Your slogan is that you create slots with a German accent. Can you tell us more about this?
Germany is our market. It’s where we live and work, and also the market we serve. Of course, we would have liked the regulations that came into force last year to be different. But as is so often the case in life, there are opportunities out there.
The German market is large and remains so, despite the adversities. It is the second or third largest market in Europe. And it’s also a particular market in terms of gaming habits and tastes, which we understand well thanks to our years of experience, both on land and online. It’s our “German accent”: from the market, for the market!
We produce games with mechanics, features and math that we know German gamers love. But we also like to take a fresh and modern approach beyond our great graphics. Because this is the second level of our German accent: we want to represent what “Made in Germany” stands for in the best sense: quality, technology and reliability. And, of course, the famous measurement of the absence of humor”.
What makes content the best performer in the German market? What themes/features/etc are players attracted to?
Quality works everywhere, of course, and no matter where it comes from. That’s why we don’t limit ourselves to the German market. We know that features that work particularly well in Germany also find followers in the Nordic or Asian markets.
Of course, there are the essential classics that belong in every wallet: good fruit games, ancient Egyptian-themed slots, and more. But to stop there would be too simplistic.
Hold & Respin is definitely a feature that we think was a real game-changer after our first such release, “Total Eclipse”, and we want to explore variations of it.
We’ve dedicated ourselves to some German themes and myths, stories that haven’t been told hundreds of times by game designers. But we don’t want to ignore classic themes and myths, like Norse gods, for example. We want to work internationally.
How do you add the unmistakable German humor to your games and your studio’s brand?
Is there a German sense of humor? Or in other words, is there humor in Germany? We prefer to leave the answer to the readers, but let’s just say this: our industry in general, but also the German regulations in particular, can only be supported with a good dose of humor. Failing that, German beer always helps.
Has the regulation had a negative impact on the German market? How can operators adapt?
For us, the regulations certainly did not make it easier to enter the market as a new supplier. But as we are also aiming beyond the German market, we remain very optimistic. The settlement was positive for us as not all games available on the international market could simply be offered as is in Germany. But the demand from the German market is still high, so it is important to know the needs of the players and to be able to serve them specifically. Simply lowering the RTP will not be enough.
Thanks to our many years of experience, we can meet these needs, from themes and game mechanics to the quality requirement. And the list of our partners, such as Relax, Pariplay and United Remote, bears witness to this.
Do you have projects outside the German market?
As I said, although we have to start somewhere, we thought beyond Germany from the start. And our success in other markets is proof of that. It would be presumptuous to go up against the German car industry just yet.
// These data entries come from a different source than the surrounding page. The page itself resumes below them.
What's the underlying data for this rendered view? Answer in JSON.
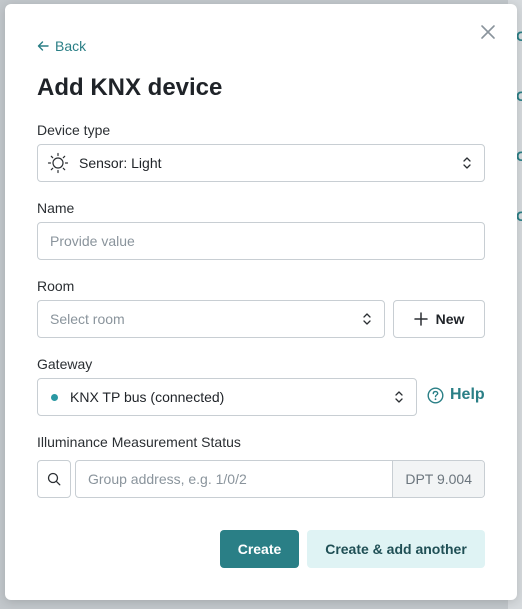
{
  "background": {
    "side_letters": [
      "C",
      "C",
      "C",
      "C"
    ]
  },
  "modal": {
    "back_label": "Back",
    "title": "Add KNX device",
    "device_type": {
      "label": "Device type",
      "value": "Sensor: Light"
    },
    "name": {
      "label": "Name",
      "placeholder": "Provide value"
    },
    "room": {
      "label": "Room",
      "placeholder": "Select room",
      "new_label": "New"
    },
    "gateway": {
      "label": "Gateway",
      "value": "KNX TP bus (connected)",
      "help_label": "Help"
    },
    "illuminance": {
      "label": "Illuminance Measurement Status",
      "placeholder": "Group address, e.g. 1/0/2",
      "dpt": "DPT 9.004"
    },
    "buttons": {
      "create": "Create",
      "create_another": "Create & add another"
    }
  },
  "colors": {
    "accent": "#2a7f86",
    "accent_light": "#dff3f4",
    "status_dot": "#2a98a3"
  }
}
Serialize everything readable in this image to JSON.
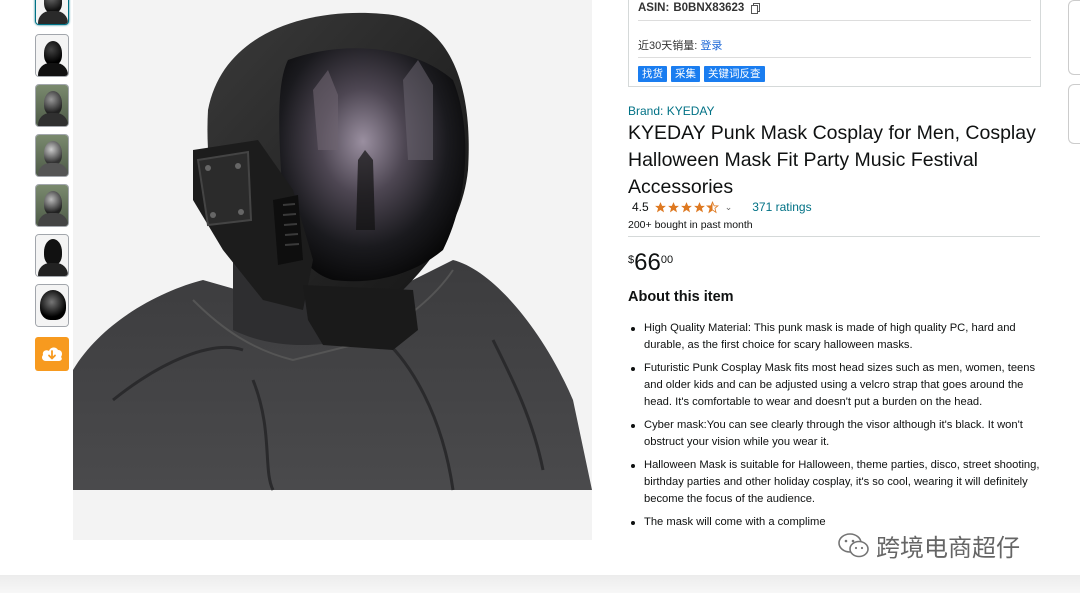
{
  "extension": {
    "asin_label": "ASIN:",
    "asin_value": "B0BNX83623",
    "sales_label": "近30天销量:",
    "sales_login": "登录",
    "buttons": [
      "找货",
      "采集",
      "关键词反查"
    ]
  },
  "product": {
    "brand": "Brand: KYEDAY",
    "title": "KYEDAY Punk Mask Cosplay for Men, Cosplay Halloween Mask Fit Party Music Festival Accessories",
    "rating_value": "4.5",
    "ratings_count": "371 ratings",
    "bought": "200+ bought in past month",
    "price_symbol": "$",
    "price_whole": "66",
    "price_fraction": "00",
    "about_heading": "About this item",
    "bullets": [
      "High Quality Material: This punk mask is made of high quality PC, hard and durable, as the first choice for scary halloween masks.",
      "Futuristic Punk Cosplay Mask fits most head sizes such as men, women, teens and older kids and can be adjusted using a velcro strap that goes around the head. It's comfortable to wear and doesn't put a burden on the head.",
      "Cyber mask:You can see clearly through the visor although it's black. It won't obstruct your vision while you wear it.",
      "Halloween Mask is suitable for Halloween, theme parties, disco, street shooting, birthday parties and other holiday cosplay, it's so cool, wearing it will definitely become the focus of the audience.",
      "The mask will come with a complime"
    ]
  },
  "thumbnails": [
    {
      "name": "thumb-1",
      "style": "dark"
    },
    {
      "name": "thumb-2",
      "style": "dark"
    },
    {
      "name": "thumb-3",
      "style": "green"
    },
    {
      "name": "thumb-4",
      "style": "green"
    },
    {
      "name": "thumb-5",
      "style": "green"
    },
    {
      "name": "thumb-6",
      "style": "white"
    },
    {
      "name": "thumb-7",
      "style": "white"
    }
  ],
  "watermark": "跨境电商超仔",
  "colors": {
    "link": "#007185",
    "star": "#de7921",
    "ext_button": "#1a7df0",
    "cloud_button": "#f79a1f"
  },
  "icons": {
    "cloud": "cloud-download-icon",
    "copy": "copy-icon",
    "star": "star-icon",
    "chevron": "chevron-down-icon",
    "wechat": "wechat-icon"
  }
}
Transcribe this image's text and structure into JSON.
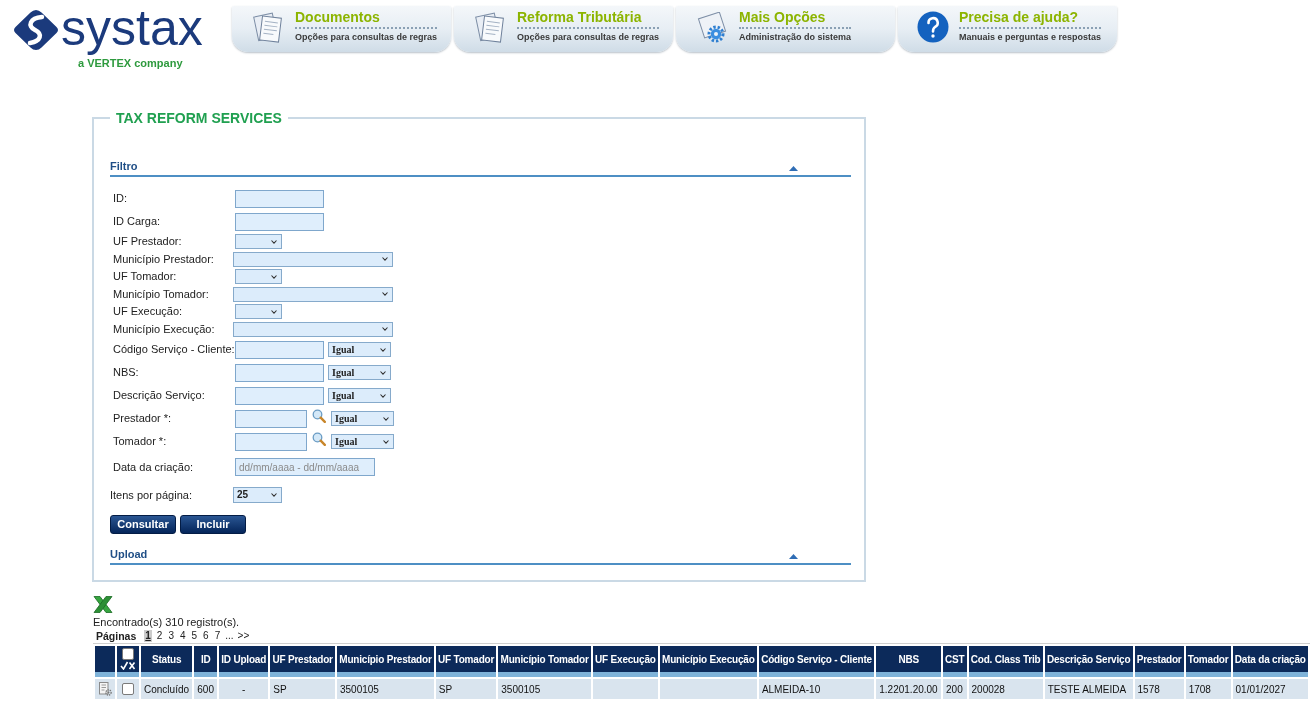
{
  "header": {
    "logo": {
      "wordmark": "systax",
      "tagline": "a VERTEX company"
    },
    "nav_tabs": [
      {
        "kind": "documents",
        "title": "Documentos",
        "subtitle": "Opções para consultas de regras"
      },
      {
        "kind": "documents",
        "title": "Reforma Tributária",
        "subtitle": "Opções para consultas de regras"
      },
      {
        "kind": "settings",
        "title": "Mais Opções",
        "subtitle": "Administração do sistema"
      },
      {
        "kind": "help",
        "title": "Precisa de ajuda?",
        "subtitle": "Manuais e perguntas e respostas"
      }
    ]
  },
  "panel": {
    "title": "TAX REFORM SERVICES",
    "filter_section": {
      "title": "Filtro"
    },
    "fields": [
      {
        "kind": "text",
        "label": "ID:"
      },
      {
        "kind": "text",
        "label": "ID Carga:"
      },
      {
        "kind": "select_short",
        "label": "UF Prestador:"
      },
      {
        "kind": "select_long",
        "label": "Município Prestador:"
      },
      {
        "kind": "select_short",
        "label": "UF Tomador:"
      },
      {
        "kind": "select_long",
        "label": "Município Tomador:"
      },
      {
        "kind": "select_short",
        "label": "UF Execução:"
      },
      {
        "kind": "select_long",
        "label": "Município Execução:"
      },
      {
        "kind": "text_match",
        "label": "Código Serviço - Cliente:",
        "match": "Igual"
      },
      {
        "kind": "text_match",
        "label": "NBS:",
        "match": "Igual"
      },
      {
        "kind": "text_match",
        "label": "Descrição Serviço:",
        "match": "Igual"
      },
      {
        "kind": "lookup",
        "label": "Prestador *:",
        "match": "Igual"
      },
      {
        "kind": "lookup",
        "label": "Tomador *:",
        "match": "Igual"
      },
      {
        "kind": "date_range",
        "label": "Data da criação:",
        "placeholder": "dd/mm/aaaa - dd/mm/aaaa"
      }
    ],
    "page_size": {
      "label": "Itens por página:",
      "value": "25"
    },
    "buttons": [
      {
        "label": "Consultar"
      },
      {
        "label": "Incluir"
      }
    ],
    "upload_section": {
      "title": "Upload"
    }
  },
  "results": {
    "summary": "Encontrado(s) 310 registro(s).",
    "pagination": {
      "label": "Páginas",
      "pages": [
        {
          "label": "1",
          "selected": true
        },
        {
          "label": "2",
          "selected": false
        },
        {
          "label": "3",
          "selected": false
        },
        {
          "label": "4",
          "selected": false
        },
        {
          "label": "5",
          "selected": false
        },
        {
          "label": "6",
          "selected": false
        },
        {
          "label": "7",
          "selected": false
        }
      ],
      "more": "...",
      "next": ">>"
    },
    "table": {
      "select_all_checked": false,
      "columns": [
        "Status",
        "ID",
        "ID Upload",
        "UF Prestador",
        "Município Prestador",
        "UF Tomador",
        "Município Tomador",
        "UF Execução",
        "Município Execução",
        "Código Serviço - Cliente",
        "NBS",
        "CST",
        "Cod. Class Trib",
        "Descrição Serviço",
        "Prestador",
        "Tomador",
        "Data da criação"
      ],
      "rows": [
        {
          "checked": false,
          "cells": [
            "Concluído",
            "600",
            "-",
            "SP",
            "3500105",
            "SP",
            "3500105",
            null,
            null,
            "ALMEIDA-10",
            "1.2201.20.00",
            "200",
            "200028",
            "TESTE ALMEIDA",
            "1578",
            "1708",
            "01/01/2027"
          ]
        }
      ]
    }
  }
}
But if we did, we’d rather be Porsche than VW.
What lessons did you learn in Germany that will help you succeed elsewhere?
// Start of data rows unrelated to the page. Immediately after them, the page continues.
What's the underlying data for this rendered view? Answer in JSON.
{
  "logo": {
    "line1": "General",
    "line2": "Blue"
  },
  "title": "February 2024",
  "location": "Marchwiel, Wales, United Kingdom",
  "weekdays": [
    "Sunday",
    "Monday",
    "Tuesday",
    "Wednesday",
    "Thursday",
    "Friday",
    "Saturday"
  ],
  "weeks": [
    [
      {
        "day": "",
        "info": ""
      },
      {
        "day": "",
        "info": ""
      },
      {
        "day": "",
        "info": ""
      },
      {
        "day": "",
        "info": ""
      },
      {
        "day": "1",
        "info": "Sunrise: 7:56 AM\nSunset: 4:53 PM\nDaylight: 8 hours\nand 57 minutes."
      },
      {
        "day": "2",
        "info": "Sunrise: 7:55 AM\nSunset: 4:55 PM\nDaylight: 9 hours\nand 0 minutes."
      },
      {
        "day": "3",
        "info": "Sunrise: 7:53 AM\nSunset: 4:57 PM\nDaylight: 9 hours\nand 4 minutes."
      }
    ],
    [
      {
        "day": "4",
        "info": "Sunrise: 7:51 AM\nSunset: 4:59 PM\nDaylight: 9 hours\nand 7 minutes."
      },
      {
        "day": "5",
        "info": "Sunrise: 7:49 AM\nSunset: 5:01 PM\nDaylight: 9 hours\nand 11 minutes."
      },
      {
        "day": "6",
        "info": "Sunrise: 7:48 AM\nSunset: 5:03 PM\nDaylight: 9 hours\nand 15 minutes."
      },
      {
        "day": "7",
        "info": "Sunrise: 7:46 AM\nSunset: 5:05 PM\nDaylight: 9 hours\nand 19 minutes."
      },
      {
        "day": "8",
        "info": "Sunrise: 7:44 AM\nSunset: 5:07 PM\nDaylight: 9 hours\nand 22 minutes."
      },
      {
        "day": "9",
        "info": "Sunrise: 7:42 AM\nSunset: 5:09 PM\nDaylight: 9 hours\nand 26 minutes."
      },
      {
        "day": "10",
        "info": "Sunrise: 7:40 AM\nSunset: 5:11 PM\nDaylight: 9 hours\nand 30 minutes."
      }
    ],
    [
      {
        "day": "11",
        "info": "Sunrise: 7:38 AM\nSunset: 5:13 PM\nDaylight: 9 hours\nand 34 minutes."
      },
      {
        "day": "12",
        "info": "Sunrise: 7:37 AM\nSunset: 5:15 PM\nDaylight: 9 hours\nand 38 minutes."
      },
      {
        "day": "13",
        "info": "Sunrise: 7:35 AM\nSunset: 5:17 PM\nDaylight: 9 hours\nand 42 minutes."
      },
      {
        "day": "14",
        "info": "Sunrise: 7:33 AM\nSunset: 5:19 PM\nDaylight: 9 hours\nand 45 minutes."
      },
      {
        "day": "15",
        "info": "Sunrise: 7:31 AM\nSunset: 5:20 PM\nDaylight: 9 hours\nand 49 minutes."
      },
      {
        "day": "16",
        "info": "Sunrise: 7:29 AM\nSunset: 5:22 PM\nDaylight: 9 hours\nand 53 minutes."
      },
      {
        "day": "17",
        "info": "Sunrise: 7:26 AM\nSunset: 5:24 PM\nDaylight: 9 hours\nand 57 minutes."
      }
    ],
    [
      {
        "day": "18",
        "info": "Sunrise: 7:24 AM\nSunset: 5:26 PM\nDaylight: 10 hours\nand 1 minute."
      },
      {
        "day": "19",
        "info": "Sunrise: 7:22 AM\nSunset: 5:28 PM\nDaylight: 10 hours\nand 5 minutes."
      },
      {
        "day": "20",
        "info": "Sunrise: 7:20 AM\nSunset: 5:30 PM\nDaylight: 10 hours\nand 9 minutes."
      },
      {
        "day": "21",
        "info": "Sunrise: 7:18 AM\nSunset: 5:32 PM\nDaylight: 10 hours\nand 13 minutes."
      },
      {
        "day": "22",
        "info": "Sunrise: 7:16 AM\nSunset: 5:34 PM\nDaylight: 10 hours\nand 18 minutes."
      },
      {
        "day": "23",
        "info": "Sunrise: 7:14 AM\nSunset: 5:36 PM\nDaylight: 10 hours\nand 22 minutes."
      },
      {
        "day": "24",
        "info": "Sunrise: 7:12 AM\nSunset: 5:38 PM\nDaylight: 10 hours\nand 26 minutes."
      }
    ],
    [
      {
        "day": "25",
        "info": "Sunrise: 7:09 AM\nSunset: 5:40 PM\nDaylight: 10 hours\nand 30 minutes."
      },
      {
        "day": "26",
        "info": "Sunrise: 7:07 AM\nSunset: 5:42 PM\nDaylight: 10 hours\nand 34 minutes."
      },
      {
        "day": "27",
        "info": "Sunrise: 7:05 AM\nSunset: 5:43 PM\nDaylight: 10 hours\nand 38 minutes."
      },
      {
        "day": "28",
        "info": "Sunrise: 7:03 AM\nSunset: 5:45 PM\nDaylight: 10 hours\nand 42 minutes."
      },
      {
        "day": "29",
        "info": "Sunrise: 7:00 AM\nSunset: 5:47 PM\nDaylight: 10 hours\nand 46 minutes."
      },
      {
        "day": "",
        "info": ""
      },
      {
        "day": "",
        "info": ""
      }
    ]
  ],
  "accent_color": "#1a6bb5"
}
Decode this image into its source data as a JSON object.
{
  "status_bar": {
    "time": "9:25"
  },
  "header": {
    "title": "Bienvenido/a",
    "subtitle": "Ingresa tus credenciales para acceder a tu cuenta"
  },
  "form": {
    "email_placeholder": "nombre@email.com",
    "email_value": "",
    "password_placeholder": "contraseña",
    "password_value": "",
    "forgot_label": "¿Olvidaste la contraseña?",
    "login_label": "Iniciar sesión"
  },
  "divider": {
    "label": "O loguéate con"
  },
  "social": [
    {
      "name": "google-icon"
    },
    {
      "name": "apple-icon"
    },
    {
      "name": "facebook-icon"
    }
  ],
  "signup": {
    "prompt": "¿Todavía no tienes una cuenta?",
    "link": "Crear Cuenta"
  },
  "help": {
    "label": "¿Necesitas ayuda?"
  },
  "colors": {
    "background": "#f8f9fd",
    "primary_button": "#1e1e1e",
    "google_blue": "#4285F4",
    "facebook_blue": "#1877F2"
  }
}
Always expect the unexpected, especially when it comes to regulations. And on the same subject, if you can do it here, you can do it anywhere. And finally, not everything has to make sense, but you have to know how to go about it.